An engaged audience at TINZ’s first Auckland panel discussion of the year, How New Zealand Can Prevent Corruption and Why it Matters (25 February), highlighted the range of areas where the wider public believes that corruption exists in New Zealand.
Corruption is the abuse of entrusted power for private gain.
A challenge is that limited resources for investigation and few forums for discussion have fermented uncertainty about whether these beliefs are based on anecdote or could be supported with independent evidence.
In a recent public corruption case, a new immigrant, who pleaded guilty, was let off on the basis of lack of knowledge of the appropriate behaviour when dealing with the Auckland Council. This means that until there are cases before the Courts, there will continue to be little case law surrounding corrupt behaviours of this nature.
A new report published by PwC last month reveals that 55% of New Zealand firms have no incident response plan for cybercrime, or have one that is not yet operational. Yet there was very little public response from businesses regarding the PwC report.
Similarly, there was only limited response from the around 90,000 New Zealand independent sporting organisations to the voluminous Global Corruption Report: Sport published by the Secretariat of Transparency International on 23 February (see next story for further discussion).
Instead of leading to constructive responses from businesses and sporting bodies, the published reports have instead aroused angry feedback from individuals who regard themselves as long-standing victims of other forms of corruption. Their seething anger is tying up processes designed to provide resolution.
At the Auckland event, there was considerable discussion about the potential to channel some of this anger by setting up effective whistle-blowing channels backed up by a strong protective disclosure regime.

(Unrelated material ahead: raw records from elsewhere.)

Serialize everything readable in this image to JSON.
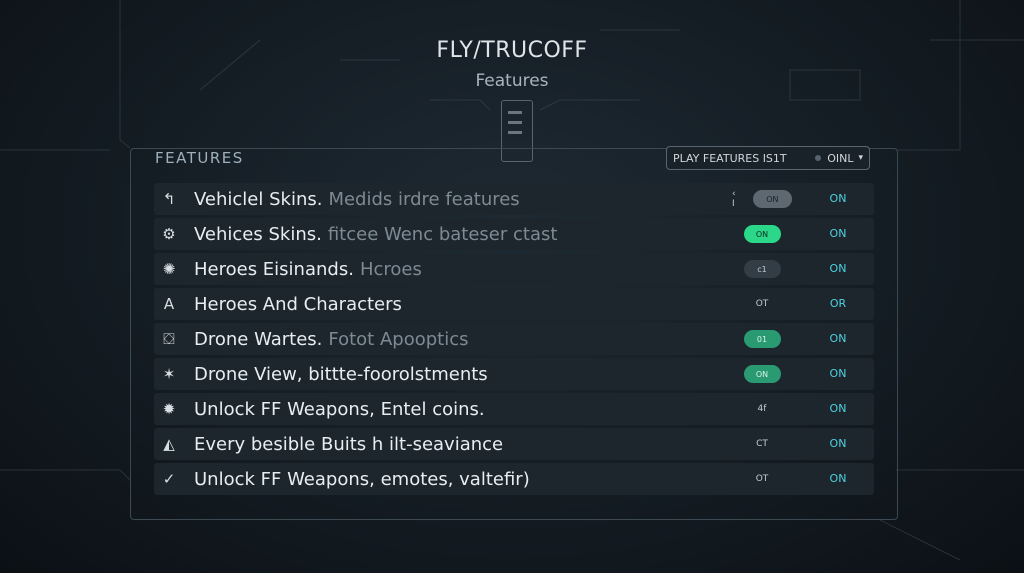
{
  "app": {
    "title": "FLY/TRUCOFF",
    "subtitle": "Features"
  },
  "section": {
    "title": "FEATURES"
  },
  "header_dropdown": {
    "label": "PLAY FEATURES IS1T",
    "value": "OINL"
  },
  "colors": {
    "accent_cyan": "#4fd1e0",
    "toggle_green": "#2bd88a",
    "toggle_teal": "#2a9a73"
  },
  "features": [
    {
      "icon": "hook-icon",
      "glyph": "↰",
      "label": "Vehiclel Skins.",
      "extra": "Medids irdre features",
      "toggle_text": "ON",
      "toggle_prefix": "‹ I",
      "toggle_style": "grey",
      "state": "ON"
    },
    {
      "icon": "gear-icon",
      "glyph": "⚙",
      "label": "Vehices Skins.",
      "extra": "fitcee Wenc bateser ctast",
      "toggle_text": "ON",
      "toggle_prefix": "",
      "toggle_style": "on-green",
      "state": "ON"
    },
    {
      "icon": "sun-icon",
      "glyph": "✺",
      "label": "Heroes Eisinands.",
      "extra": "Hcroes",
      "toggle_text": "c1",
      "toggle_prefix": "",
      "toggle_style": "dark",
      "state": "ON"
    },
    {
      "icon": "letter-a-icon",
      "glyph": "A",
      "label": "Heroes And Characters",
      "extra": "",
      "toggle_text": "OT",
      "toggle_prefix": "",
      "toggle_style": "plain",
      "state": "OR"
    },
    {
      "icon": "drone-icon",
      "glyph": "⛋",
      "label": "Drone Wartes.",
      "extra": "Fotot Apooptics",
      "toggle_text": "01",
      "toggle_prefix": "",
      "toggle_style": "on-teal",
      "state": "ON"
    },
    {
      "icon": "person-icon",
      "glyph": "✶",
      "label": "Drone View, bittte-foorolstments",
      "extra": "",
      "toggle_text": "ON",
      "toggle_prefix": "",
      "toggle_style": "on-teal",
      "state": "ON"
    },
    {
      "icon": "virus-icon",
      "glyph": "✹",
      "label": "Unlock FF Weapons, Entel coins.",
      "extra": "",
      "toggle_text": "4f",
      "toggle_prefix": "",
      "toggle_style": "plain",
      "state": "ON"
    },
    {
      "icon": "triangle-icon",
      "glyph": "◭",
      "label": "Every besible Buits h ilt-seaviance",
      "extra": "",
      "toggle_text": "CT",
      "toggle_prefix": "",
      "toggle_style": "plain",
      "state": "ON"
    },
    {
      "icon": "check-icon",
      "glyph": "✓",
      "label": "Unlock FF Weapons, emotes, valtefir)",
      "extra": "",
      "toggle_text": "OT",
      "toggle_prefix": "",
      "toggle_style": "plain",
      "state": "ON"
    }
  ]
}
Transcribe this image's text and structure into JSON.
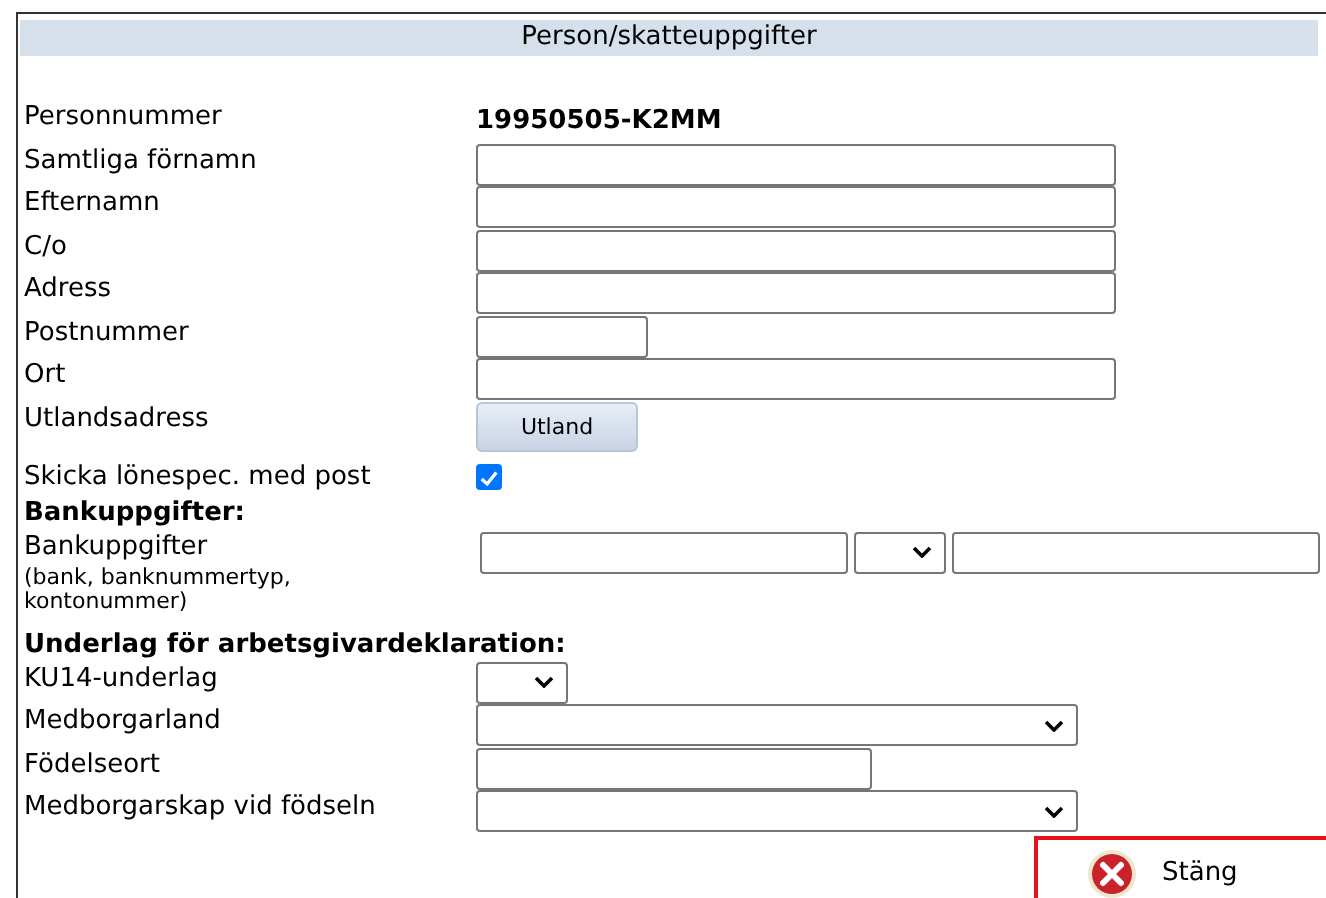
{
  "panel_title": "Person/skatteuppgifter",
  "rows": [
    {
      "kind": "value",
      "label": "Personnummer",
      "value": "19950505-K2MM"
    },
    {
      "kind": "text",
      "label": "Samtliga förnamn"
    },
    {
      "kind": "text",
      "label": "Efternamn"
    },
    {
      "kind": "text",
      "label": "C/o"
    },
    {
      "kind": "text",
      "label": "Adress"
    },
    {
      "kind": "text",
      "label": "Postnummer"
    },
    {
      "kind": "text",
      "label": "Ort"
    },
    {
      "kind": "button",
      "label": "Utlandsadress",
      "button": "Utland"
    },
    {
      "kind": "checkbox",
      "label": "Skicka lönespec. med post",
      "checked": true
    },
    {
      "kind": "heading",
      "label": "Bankuppgifter:"
    },
    {
      "kind": "bank",
      "label": "Bankuppgifter",
      "note": "(bank, banknummertyp, kontonummer)"
    },
    {
      "kind": "heading",
      "label": "Underlag för arbetsgivardeklaration:"
    },
    {
      "kind": "select",
      "label": "KU14-underlag"
    },
    {
      "kind": "select",
      "label": "Medborgarland"
    },
    {
      "kind": "text",
      "label": "Födelseort"
    },
    {
      "kind": "select",
      "label": "Medborgarskap vid födseln"
    }
  ],
  "close_button": "Stäng"
}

TINZ’s view remains that the best antidote for corruption is prevention. While preventing corruption is an objective of any modern democracy, the positive reputational and branding impact, resulting from low levels of corruption and trusted systems, creates opportunity for everyone. This means a greater tax base to support the public sector. It also means more organisations with the sustainability to provide careers, better wages and engaging work.
TINZ effort and priority is directed towards the prevention of corruption, as well as activities to harvest and share the benefits of strong integrity systems. This is the way to move from a spiral of anger to one of hope.
Suzanne Snively, Chair
Transparency International New Zealand Inc.